= DIRECTIONS FOR THIS TASK =
Note each line of the listing that contains the string "Discord", and copy it.

= INPUT DATA =
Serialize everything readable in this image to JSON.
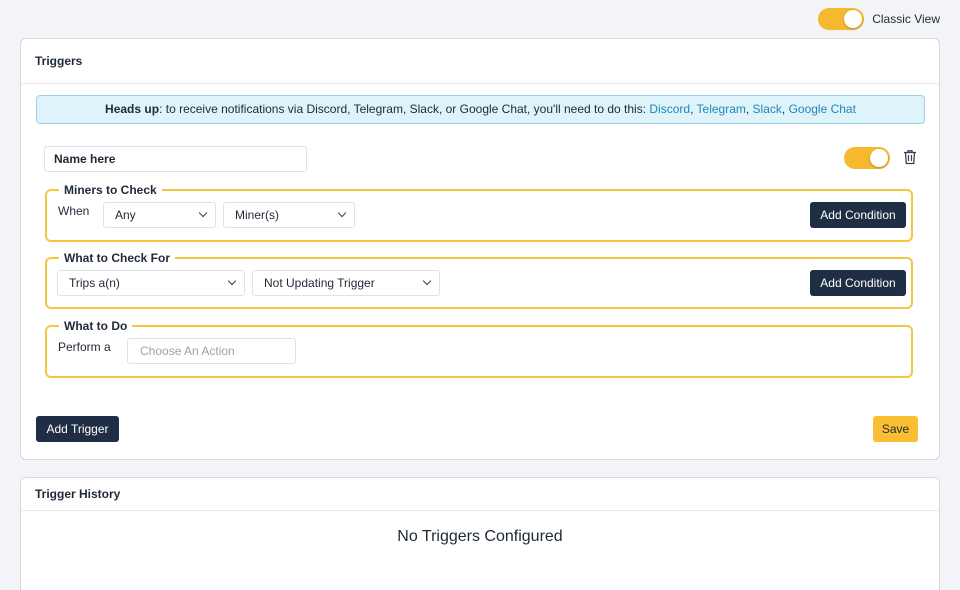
{
  "header": {
    "classic_view_label": "Classic View",
    "classic_view_on": true
  },
  "triggers_card": {
    "title": "Triggers",
    "alert": {
      "lead": "Heads up",
      "text": ": to receive notifications via Discord, Telegram, Slack, or Google Chat, you'll need to do this: ",
      "links": [
        "Discord",
        "Telegram",
        "Slack",
        "Google Chat"
      ],
      "separator": ", "
    },
    "trigger": {
      "name_value": "Name here",
      "enabled": true,
      "miners_group": {
        "legend": "Miners to Check",
        "when_label": "When",
        "any_select": "Any",
        "miners_select": "Miner(s)",
        "add_condition": "Add Condition"
      },
      "check_group": {
        "legend": "What to Check For",
        "trips_select": "Trips a(n)",
        "trigger_select": "Not Updating Trigger",
        "add_condition": "Add Condition"
      },
      "action_group": {
        "legend": "What to Do",
        "perform_label": "Perform a",
        "action_placeholder": "Choose An Action"
      }
    },
    "add_trigger": "Add Trigger",
    "save": "Save"
  },
  "history_card": {
    "title": "Trigger History",
    "empty_message": "No Triggers Configured"
  },
  "colors": {
    "accent_yellow": "#f9be32",
    "group_border": "#f5c542",
    "dark_button": "#1f2d45",
    "link": "#1e88b8",
    "alert_bg": "#dff3fb"
  }
}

= TASK SOLUTION =
      "text": ": to receive notifications via Discord, Telegram, Slack, or Google Chat, you'll need to do this: ",
        "Discord",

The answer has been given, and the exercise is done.